Family Pet Poisoned by USDA Coyote Control Program


14 year old Canyon Mansfield of Pocatello, Idaho went on a walk Thursday afternoon with his dog, Casey, behind his family’s home. While out on their walk he found what looked like a sprinkler sticking out of the ground. As he investigated it exploded and covered him and his dog with orange powder.

Some of the powder got in his eye which he quickly washed with snow. At this time he notices Casey was having a seizure. The dog’s eyes became glassy eyes and he had red stuff coming out of his mouth. Canyon ran and got his mom. When they returned Casey was dead.

What the boy and his dog had run into is called an M-44 also know as a coyote-getter. It is a spring-loaded metal cylinder that is baited with scent and fires sodium cyanide powder into the mouth of whatever tugs on it. M-44s are hollow metal tubes 5 to 7 inches long that are driven into the ground, loaded with 0.9 grams of sodium cyanide and coated with the smelliest bait possible.

The government has been using the M-44 to attempt control coyotes all over the west since it invention in the 1960’s. The predator control program goes as far back as the 1930’s. The program has been criticized in the past because of its killing of non target animals.

The Sacramento Bee investigated the program back in 2012. They state that Agency records show that more than 3,400 animals have been mistakenly killed by M-44s since 2006, including black bears, bobcats, raccoons, opossums, ravens, ringtails, red fox, gray fox, kit fox, swift fox, turkey vultures and dogs.

An agency fact sheet says that employees place the devices strategically “to minimize the risk of attracting non-target animals." It also says that M-44s – unlike leg-hold traps – kill rapidly.

“Unconsciousness, followed by death, is very quick, normally within one to five minutes after the device is triggered. Animals killed by sodium cyanide appear to show no overt signs of distress or pain.”

But Rex Shaddox, a former agency trapper who has watched dogs die from M-44 poisoning, disagreed. "It’s not a painless death," he said. “They start whining. They start hemorrhaging from their ears and nose and mouth. They get paralysis and fall over. Then they start convulsing and they’re gone. They are suffering endlessly until they die. It’ll make you literally want to puke.”

Just a few short months ago Texas decided to fight wild pigs with poison. The backlash from hunters and environmentalists was quick. A law suit was filed and the use of the poison was suspended.

I wonder if this incident will generate the same backlash. As a hunter I am against the use of poison to control wildlife. It is indiscriminate and runs the risk of ruining an ecosystem. I would prefer they use guns or traps. With a gun you can target specific animals or in the case of trapping release any non target animal unharmed.
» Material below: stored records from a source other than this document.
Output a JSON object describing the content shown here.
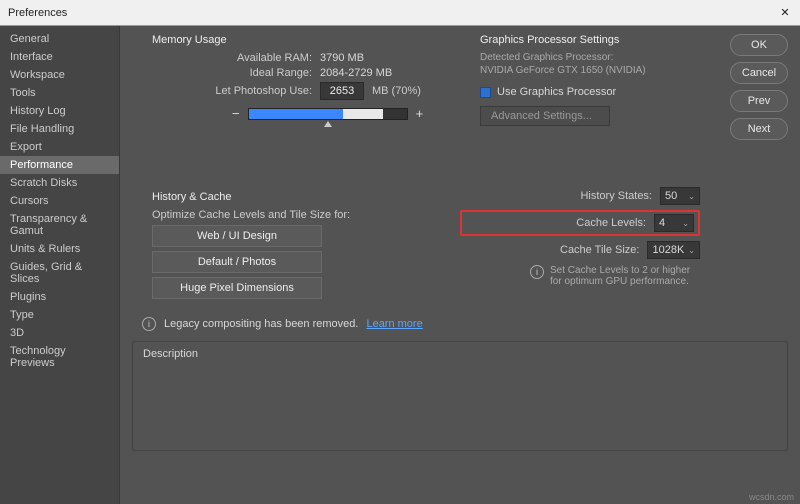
{
  "title": "Preferences",
  "sidebar": {
    "items": [
      "General",
      "Interface",
      "Workspace",
      "Tools",
      "History Log",
      "File Handling",
      "Export",
      "Performance",
      "Scratch Disks",
      "Cursors",
      "Transparency & Gamut",
      "Units & Rulers",
      "Guides, Grid & Slices",
      "Plugins",
      "Type",
      "3D",
      "Technology Previews"
    ],
    "selected": "Performance"
  },
  "buttons": {
    "ok": "OK",
    "cancel": "Cancel",
    "prev": "Prev",
    "next": "Next"
  },
  "memory": {
    "title": "Memory Usage",
    "available_label": "Available RAM:",
    "available_value": "3790 MB",
    "ideal_label": "Ideal Range:",
    "ideal_value": "2084-2729 MB",
    "use_label": "Let Photoshop Use:",
    "use_value": "2653",
    "use_unit": "MB (70%)"
  },
  "gfx": {
    "title": "Graphics Processor Settings",
    "detected_label": "Detected Graphics Processor:",
    "detected_value": "NVIDIA GeForce GTX 1650 (NVIDIA)",
    "use_gp": "Use Graphics Processor",
    "advanced": "Advanced Settings..."
  },
  "history": {
    "title": "History & Cache",
    "optimize_label": "Optimize Cache Levels and Tile Size for:",
    "opt1": "Web / UI Design",
    "opt2": "Default / Photos",
    "opt3": "Huge Pixel Dimensions",
    "states_label": "History States:",
    "states_value": "50",
    "levels_label": "Cache Levels:",
    "levels_value": "4",
    "tile_label": "Cache Tile Size:",
    "tile_value": "1028K",
    "info": "Set Cache Levels to 2 or higher for optimum GPU performance."
  },
  "legacy": {
    "text": "Legacy compositing has been removed.",
    "link": "Learn more"
  },
  "description_label": "Description",
  "watermark": "wcsdn.com"
}
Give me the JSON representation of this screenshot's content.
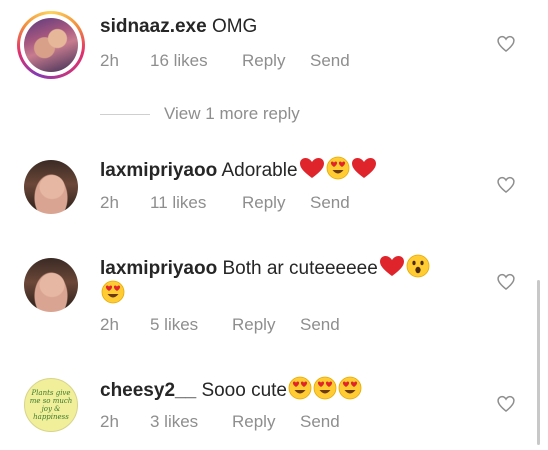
{
  "comments": [
    {
      "username": "sidnaaz.exe",
      "text": "OMG",
      "emojis": [],
      "emojis_line2": [],
      "time": "2h",
      "likes": "16 likes",
      "reply": "Reply",
      "send": "Send",
      "avatar": "couple-photo",
      "has_story_ring": true
    },
    {
      "username": "laxmipriyaoo",
      "text": "Adorable",
      "emojis": [
        "red-heart",
        "heart-eyes",
        "red-heart"
      ],
      "emojis_line2": [],
      "time": "2h",
      "likes": "11 likes",
      "reply": "Reply",
      "send": "Send",
      "avatar": "girl-selfie",
      "has_story_ring": false
    },
    {
      "username": "laxmipriyaoo",
      "text": "Both ar cuteeeeee",
      "emojis": [
        "red-heart",
        "astonished-face"
      ],
      "emojis_line2": [
        "heart-eyes"
      ],
      "time": "2h",
      "likes": "5 likes",
      "reply": "Reply",
      "send": "Send",
      "avatar": "girl-selfie",
      "has_story_ring": false
    },
    {
      "username": "cheesy2__",
      "text": "Sooo cute",
      "emojis": [
        "heart-eyes",
        "heart-eyes",
        "heart-eyes"
      ],
      "emojis_line2": [],
      "time": "2h",
      "likes": "3 likes",
      "reply": "Reply",
      "send": "Send",
      "avatar": "plants-quote",
      "avatar_text": "Plants give me so much joy & happiness",
      "has_story_ring": false
    }
  ],
  "view_more": "View 1 more reply",
  "colors": {
    "text": "#262626",
    "meta": "#8e8e8e",
    "heart": "#e0242b",
    "emoji_face": "#ffcc33"
  }
}
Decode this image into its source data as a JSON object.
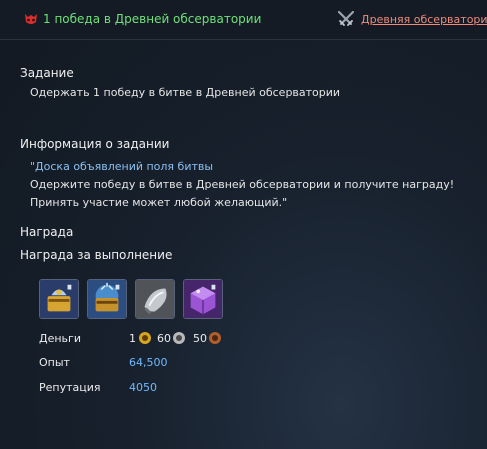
{
  "header": {
    "quest_title": "1 победа в Древней обсерватории",
    "location_link": "Древняя обсерватория",
    "quest_type_icon": "mask-icon",
    "location_icon": "crossed-swords-icon",
    "title_color": "#6fe07a",
    "link_color": "#ef8a7d"
  },
  "task": {
    "title": "Задание",
    "text": "Одержать 1 победу в битве в Древней обсерватории"
  },
  "info": {
    "title": "Информация о задании",
    "link_text": "\"Доска объявлений поля битвы",
    "line2": "Одержите победу в битве в Древней обсерватории и получите награду!",
    "line3": "Принять участие может любой желающий.\""
  },
  "reward": {
    "title": "Награда",
    "subtitle": "Награда за выполнение",
    "items": [
      {
        "name": "reward-item-gold-helmet-crate",
        "icon": "armored-crate-icon"
      },
      {
        "name": "reward-item-blue-crate",
        "icon": "shining-crate-icon"
      },
      {
        "name": "reward-item-metal-shard",
        "icon": "metal-shard-icon"
      },
      {
        "name": "reward-item-purple-cube",
        "icon": "purple-cube-icon"
      }
    ],
    "money": {
      "label": "Деньги",
      "gold": "1",
      "silver": "60",
      "copper": "50"
    },
    "exp": {
      "label": "Опыт",
      "value": "64,500"
    },
    "reputation": {
      "label": "Репутация",
      "value": "4050"
    }
  }
}
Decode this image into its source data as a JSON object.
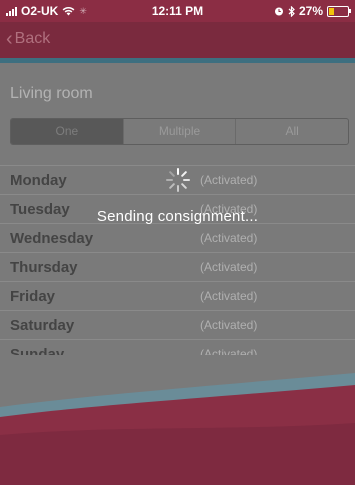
{
  "status_bar": {
    "carrier": "O2-UK",
    "time": "12:11 PM",
    "battery": "27%"
  },
  "nav": {
    "back_label": "Back"
  },
  "room": {
    "title": "Living room"
  },
  "segments": [
    {
      "label": "One",
      "selected": true
    },
    {
      "label": "Multiple",
      "selected": false
    },
    {
      "label": "All",
      "selected": false
    }
  ],
  "days": [
    {
      "name": "Monday",
      "status": "(Activated)"
    },
    {
      "name": "Tuesday",
      "status": "(Activated)"
    },
    {
      "name": "Wednesday",
      "status": "(Activated)"
    },
    {
      "name": "Thursday",
      "status": "(Activated)"
    },
    {
      "name": "Friday",
      "status": "(Activated)"
    },
    {
      "name": "Saturday",
      "status": "(Activated)"
    },
    {
      "name": "Sunday",
      "status": "(Activated)"
    }
  ],
  "overlay": {
    "message": "Sending consignment..."
  },
  "colors": {
    "brand": "#8b2d44",
    "accent_stripe": "#3d6f80",
    "battery_low": "#f2c20c"
  }
}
To read the Story out of Idaho CLICK HERE

To read the Investigation by the Sacramento Bee CLICK HERE